--- START ---

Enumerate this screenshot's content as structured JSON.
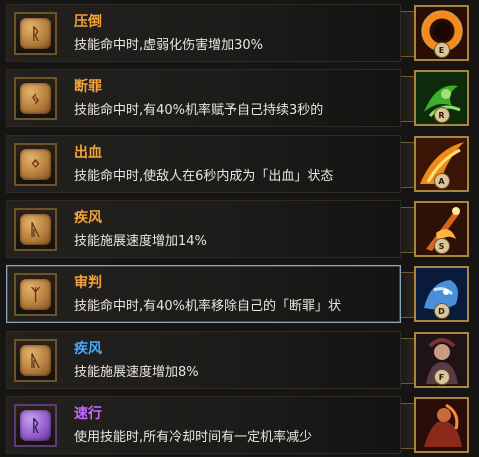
{
  "rows": [
    {
      "title": "压倒",
      "desc": "技能命中时,虚弱化伤害增加30%",
      "key": "E",
      "title_color": "#f2a23a",
      "rune": "ᚱ",
      "rune_icon": "rune-icon"
    },
    {
      "title": "断罪",
      "desc": "技能命中时,有40%机率赋予自己持续3秒的",
      "key": "R",
      "title_color": "#f2a23a",
      "rune": "ᛃ",
      "rune_icon": "rune-icon"
    },
    {
      "title": "出血",
      "desc": "技能命中时,使敌人在6秒内成为「出血」状态",
      "key": "A",
      "title_color": "#f2a23a",
      "rune": "ᛜ",
      "rune_icon": "rune-icon"
    },
    {
      "title": "疾风",
      "desc": "技能施展速度增加14%",
      "key": "S",
      "title_color": "#f2a23a",
      "rune": "ᚣ",
      "rune_icon": "rune-icon"
    },
    {
      "title": "审判",
      "desc": "技能命中时,有40%机率移除自己的「断罪」状",
      "key": "D",
      "title_color": "#f2a23a",
      "rune": "ᛉ",
      "rune_icon": "rune-icon"
    },
    {
      "title": "疾风",
      "desc": "技能施展速度增加8%",
      "key": "F",
      "title_color": "#4aa6ff",
      "rune": "ᚣ",
      "rune_icon": "rune-icon"
    },
    {
      "title": "速行",
      "desc": "使用技能时,所有冷却时间有一定机率减少",
      "key": "",
      "title_color": "#c46bff",
      "rune": "ᚱ",
      "rune_icon": "rune-icon"
    }
  ],
  "skill_icons": [
    "fire-ring-icon",
    "green-swirl-icon",
    "fire-slash-icon",
    "flame-blade-icon",
    "ice-beast-icon",
    "warrior-portrait-icon",
    "fire-warrior-icon"
  ]
}
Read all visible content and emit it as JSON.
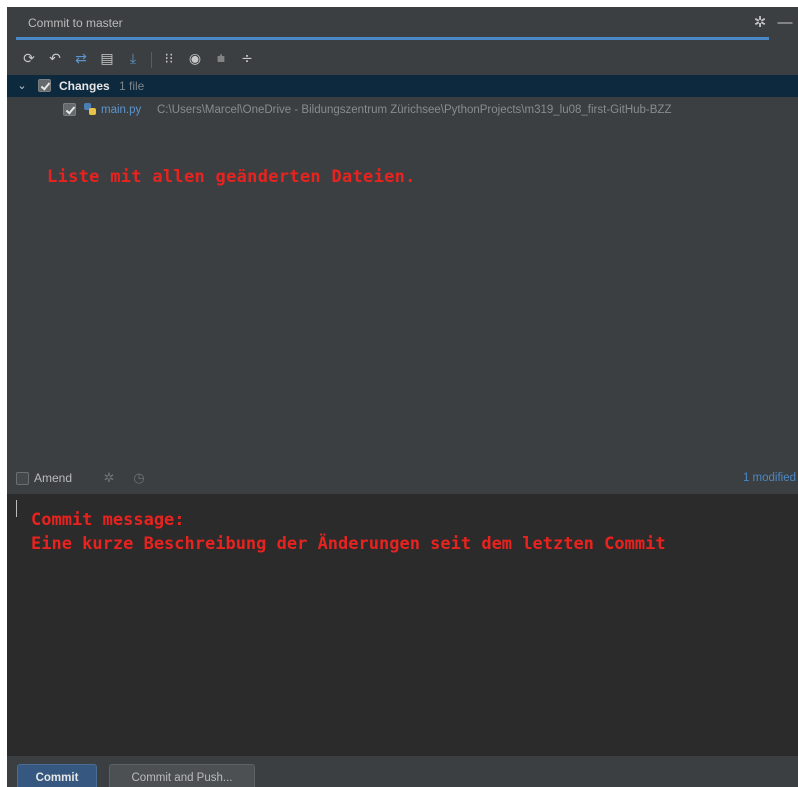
{
  "header": {
    "tab_label": "Commit to master",
    "icons": [
      "gear-icon",
      "minimize-icon"
    ]
  },
  "toolbar": {
    "buttons": [
      "refresh-icon",
      "rollback-icon",
      "diff-icon",
      "shelve-icon",
      "download-icon",
      "group-by-icon",
      "show-icon",
      "expand-all-icon",
      "collapse-all-icon"
    ]
  },
  "changes": {
    "group_label": "Changes",
    "count": "1 file",
    "file": {
      "name": "main.py",
      "path": "C:\\Users\\Marcel\\OneDrive - Bildungszentrum Zürichsee\\PythonProjects\\m319_lu08_first-GitHub-BZZ"
    }
  },
  "annotations": {
    "list_note": "Liste mit allen geänderten Dateien.",
    "message_title": "Commit message:",
    "message_body": "Eine kurze Beschreibung der Änderungen seit dem letzten Commit"
  },
  "amend": {
    "label": "Amend",
    "status": "1 modified"
  },
  "buttons": {
    "commit": "Commit",
    "commit_push": "Commit and Push..."
  },
  "colors": {
    "accent": "#4a88c7",
    "annotation": "#e8231f",
    "background": "#3c3f41",
    "editor_background": "#2b2b2b"
  }
}
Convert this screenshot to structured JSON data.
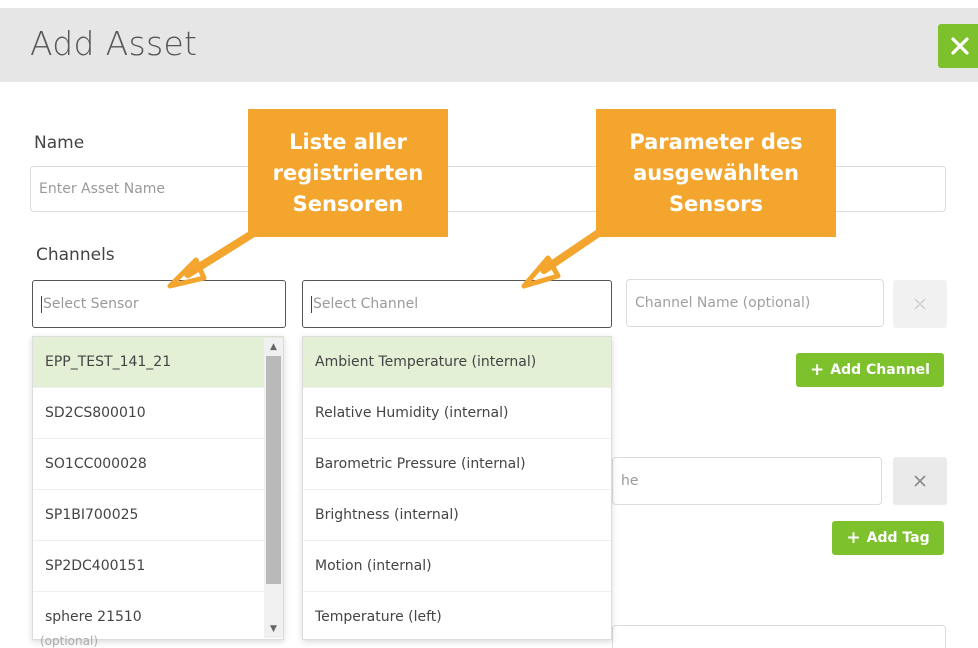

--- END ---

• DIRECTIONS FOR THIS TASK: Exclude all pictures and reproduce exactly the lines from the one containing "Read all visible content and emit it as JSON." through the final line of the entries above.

• ANSWER SECTION:
Read all visible content and emit it as JSON.
{
  "header": {
    "tab_label": "Commit to master",
    "icons": [
      "gear-icon",
      "minimize-icon"
    ]
  },
  "toolbar": {
    "buttons": [
      "refresh-icon",
      "rollback-icon",
      "diff-icon",
      "shelve-icon",
      "download-icon",
      "group-by-icon",
      "show-icon",
      "expand-all-icon",
      "collapse-all-icon"
    ]
  },
  "changes": {
    "group_label": "Changes",
    "count": "1 file",
    "file": {
      "name": "main.py",
      "path": "C:\\Users\\Marcel\\OneDrive - Bildungszentrum Zürichsee\\PythonProjects\\m319_lu08_first-GitHub-BZZ"
    }
  },
  "annotations": {
    "list_note": "Liste mit allen geänderten Dateien.",
    "message_title": "Commit message:",
    "message_body": "Eine kurze Beschreibung der Änderungen seit dem letzten Commit"
  },
  "amend": {
    "label": "Amend",
    "status": "1 modified"
  },
  "buttons": {
    "commit": "Commit",
    "commit_push": "Commit and Push..."
  },
  "colors": {
    "accent": "#4a88c7",
    "annotation": "#e8231f",
    "background": "#3c3f41",
    "editor_background": "#2b2b2b"
  }
}
Convert this screenshot to structured JSON data.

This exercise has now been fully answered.